== Provided records ==
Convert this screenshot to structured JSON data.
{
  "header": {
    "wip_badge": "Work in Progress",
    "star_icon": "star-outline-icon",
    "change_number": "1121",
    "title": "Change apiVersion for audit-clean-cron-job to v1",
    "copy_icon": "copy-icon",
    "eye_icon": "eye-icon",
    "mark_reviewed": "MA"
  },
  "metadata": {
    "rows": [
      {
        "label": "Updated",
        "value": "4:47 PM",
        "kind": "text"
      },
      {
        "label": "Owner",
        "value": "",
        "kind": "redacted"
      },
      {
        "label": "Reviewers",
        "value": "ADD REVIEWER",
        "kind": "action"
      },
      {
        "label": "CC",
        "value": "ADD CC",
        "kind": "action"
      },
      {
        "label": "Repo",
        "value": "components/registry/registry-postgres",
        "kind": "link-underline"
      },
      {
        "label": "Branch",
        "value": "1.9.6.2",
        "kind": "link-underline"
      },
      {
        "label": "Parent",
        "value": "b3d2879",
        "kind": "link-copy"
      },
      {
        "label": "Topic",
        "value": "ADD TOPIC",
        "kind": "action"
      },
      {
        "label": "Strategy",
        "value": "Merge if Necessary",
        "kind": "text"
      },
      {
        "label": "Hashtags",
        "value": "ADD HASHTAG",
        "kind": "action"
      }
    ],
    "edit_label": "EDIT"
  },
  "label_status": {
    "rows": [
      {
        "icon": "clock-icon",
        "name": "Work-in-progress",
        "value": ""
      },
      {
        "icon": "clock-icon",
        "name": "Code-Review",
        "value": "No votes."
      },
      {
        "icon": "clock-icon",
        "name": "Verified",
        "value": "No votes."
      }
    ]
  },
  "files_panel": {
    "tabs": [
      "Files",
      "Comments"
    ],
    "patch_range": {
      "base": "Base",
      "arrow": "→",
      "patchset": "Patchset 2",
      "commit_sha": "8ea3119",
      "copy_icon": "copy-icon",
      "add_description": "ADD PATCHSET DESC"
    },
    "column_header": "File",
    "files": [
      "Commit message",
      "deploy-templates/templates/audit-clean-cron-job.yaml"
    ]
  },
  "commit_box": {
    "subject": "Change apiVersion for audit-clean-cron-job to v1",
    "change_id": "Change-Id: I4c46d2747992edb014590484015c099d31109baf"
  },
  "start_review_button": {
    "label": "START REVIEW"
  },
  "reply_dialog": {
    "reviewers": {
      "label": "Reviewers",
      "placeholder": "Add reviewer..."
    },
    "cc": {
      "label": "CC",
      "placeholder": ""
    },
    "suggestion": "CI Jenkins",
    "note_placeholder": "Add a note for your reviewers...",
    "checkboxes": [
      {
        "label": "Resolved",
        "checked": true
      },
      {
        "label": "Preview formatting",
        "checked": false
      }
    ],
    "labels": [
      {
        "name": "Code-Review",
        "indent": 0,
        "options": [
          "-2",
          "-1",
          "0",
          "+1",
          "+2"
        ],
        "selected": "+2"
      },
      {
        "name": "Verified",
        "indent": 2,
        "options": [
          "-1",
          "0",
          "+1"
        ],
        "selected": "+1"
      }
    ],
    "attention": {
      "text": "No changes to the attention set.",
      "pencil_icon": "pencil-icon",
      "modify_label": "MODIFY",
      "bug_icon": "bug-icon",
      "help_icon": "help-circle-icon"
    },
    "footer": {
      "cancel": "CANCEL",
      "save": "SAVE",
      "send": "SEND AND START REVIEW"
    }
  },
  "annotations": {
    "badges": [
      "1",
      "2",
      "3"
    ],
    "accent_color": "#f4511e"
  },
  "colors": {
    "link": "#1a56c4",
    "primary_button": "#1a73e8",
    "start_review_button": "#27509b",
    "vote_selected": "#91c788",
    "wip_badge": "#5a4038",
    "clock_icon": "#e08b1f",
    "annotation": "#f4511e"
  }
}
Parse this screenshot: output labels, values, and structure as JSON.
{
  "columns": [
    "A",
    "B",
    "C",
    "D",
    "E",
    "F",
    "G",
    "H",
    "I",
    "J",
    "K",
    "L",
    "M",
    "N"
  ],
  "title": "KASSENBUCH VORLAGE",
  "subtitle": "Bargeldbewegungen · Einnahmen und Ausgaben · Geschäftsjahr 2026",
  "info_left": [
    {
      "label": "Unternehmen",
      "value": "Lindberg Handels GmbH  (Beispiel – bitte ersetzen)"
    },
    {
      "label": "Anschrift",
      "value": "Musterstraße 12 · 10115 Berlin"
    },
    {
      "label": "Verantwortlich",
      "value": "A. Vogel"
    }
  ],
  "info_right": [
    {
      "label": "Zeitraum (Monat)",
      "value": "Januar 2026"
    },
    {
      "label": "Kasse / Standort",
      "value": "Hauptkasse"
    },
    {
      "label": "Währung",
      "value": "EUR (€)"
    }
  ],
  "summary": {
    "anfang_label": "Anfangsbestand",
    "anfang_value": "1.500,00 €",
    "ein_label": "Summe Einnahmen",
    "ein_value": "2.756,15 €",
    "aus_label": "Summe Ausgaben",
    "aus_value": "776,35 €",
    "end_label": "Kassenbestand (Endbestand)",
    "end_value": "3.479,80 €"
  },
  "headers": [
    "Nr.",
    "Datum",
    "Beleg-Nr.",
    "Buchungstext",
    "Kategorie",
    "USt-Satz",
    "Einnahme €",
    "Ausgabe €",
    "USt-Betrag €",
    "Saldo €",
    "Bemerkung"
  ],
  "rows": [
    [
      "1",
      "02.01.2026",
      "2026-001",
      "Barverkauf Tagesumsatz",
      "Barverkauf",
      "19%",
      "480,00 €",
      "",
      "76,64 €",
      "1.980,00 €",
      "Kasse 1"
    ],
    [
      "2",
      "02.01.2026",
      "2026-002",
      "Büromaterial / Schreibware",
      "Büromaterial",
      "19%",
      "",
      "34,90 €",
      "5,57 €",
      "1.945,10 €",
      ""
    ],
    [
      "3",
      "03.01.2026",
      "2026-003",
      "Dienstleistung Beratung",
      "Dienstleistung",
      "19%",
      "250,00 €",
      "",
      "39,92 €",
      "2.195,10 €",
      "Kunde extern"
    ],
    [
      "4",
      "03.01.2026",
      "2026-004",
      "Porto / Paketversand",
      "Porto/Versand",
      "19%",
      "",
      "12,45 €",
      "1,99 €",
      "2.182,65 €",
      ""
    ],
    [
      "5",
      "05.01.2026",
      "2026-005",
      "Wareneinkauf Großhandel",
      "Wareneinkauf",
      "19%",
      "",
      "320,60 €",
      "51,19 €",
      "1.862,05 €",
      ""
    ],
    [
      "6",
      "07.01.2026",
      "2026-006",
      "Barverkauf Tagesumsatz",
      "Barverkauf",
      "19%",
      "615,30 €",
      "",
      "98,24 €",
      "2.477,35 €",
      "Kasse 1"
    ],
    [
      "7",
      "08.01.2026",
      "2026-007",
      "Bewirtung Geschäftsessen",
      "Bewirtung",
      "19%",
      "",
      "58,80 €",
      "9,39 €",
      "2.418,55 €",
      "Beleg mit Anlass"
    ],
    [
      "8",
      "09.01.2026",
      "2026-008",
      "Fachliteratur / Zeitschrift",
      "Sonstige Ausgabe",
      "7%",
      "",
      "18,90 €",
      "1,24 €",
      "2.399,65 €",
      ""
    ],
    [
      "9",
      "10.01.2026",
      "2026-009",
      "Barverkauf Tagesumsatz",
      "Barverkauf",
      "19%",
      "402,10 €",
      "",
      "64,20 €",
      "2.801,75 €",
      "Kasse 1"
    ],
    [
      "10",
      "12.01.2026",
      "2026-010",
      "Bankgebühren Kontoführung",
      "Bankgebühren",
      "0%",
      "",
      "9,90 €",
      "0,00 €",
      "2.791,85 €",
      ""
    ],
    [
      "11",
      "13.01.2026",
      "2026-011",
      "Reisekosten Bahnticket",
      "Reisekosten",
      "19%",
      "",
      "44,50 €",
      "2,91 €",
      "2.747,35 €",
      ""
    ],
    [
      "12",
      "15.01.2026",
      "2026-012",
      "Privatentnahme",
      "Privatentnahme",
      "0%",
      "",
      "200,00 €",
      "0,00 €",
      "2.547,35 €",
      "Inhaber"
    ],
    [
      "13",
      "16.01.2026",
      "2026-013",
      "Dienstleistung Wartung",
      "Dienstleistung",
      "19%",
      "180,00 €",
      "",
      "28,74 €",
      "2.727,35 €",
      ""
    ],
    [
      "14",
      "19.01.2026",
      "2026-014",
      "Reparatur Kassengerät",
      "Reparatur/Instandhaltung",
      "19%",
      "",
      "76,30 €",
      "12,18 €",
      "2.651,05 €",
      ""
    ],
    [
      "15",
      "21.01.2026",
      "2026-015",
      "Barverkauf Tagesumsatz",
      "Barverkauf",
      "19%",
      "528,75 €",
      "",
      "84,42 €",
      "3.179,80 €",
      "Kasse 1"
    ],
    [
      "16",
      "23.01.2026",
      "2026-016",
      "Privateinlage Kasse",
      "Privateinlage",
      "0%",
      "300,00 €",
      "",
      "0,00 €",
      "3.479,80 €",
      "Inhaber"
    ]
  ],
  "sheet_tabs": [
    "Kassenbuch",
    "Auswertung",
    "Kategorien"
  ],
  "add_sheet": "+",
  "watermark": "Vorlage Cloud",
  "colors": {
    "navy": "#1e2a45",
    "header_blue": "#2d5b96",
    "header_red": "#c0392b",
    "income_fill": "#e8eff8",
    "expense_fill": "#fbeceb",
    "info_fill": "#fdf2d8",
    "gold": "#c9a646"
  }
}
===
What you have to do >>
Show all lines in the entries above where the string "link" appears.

Exercise output >>
        "kind": "link-underline"
        "kind": "link-underline"
        "kind": "link-copy"
    "link": "#1a56c4",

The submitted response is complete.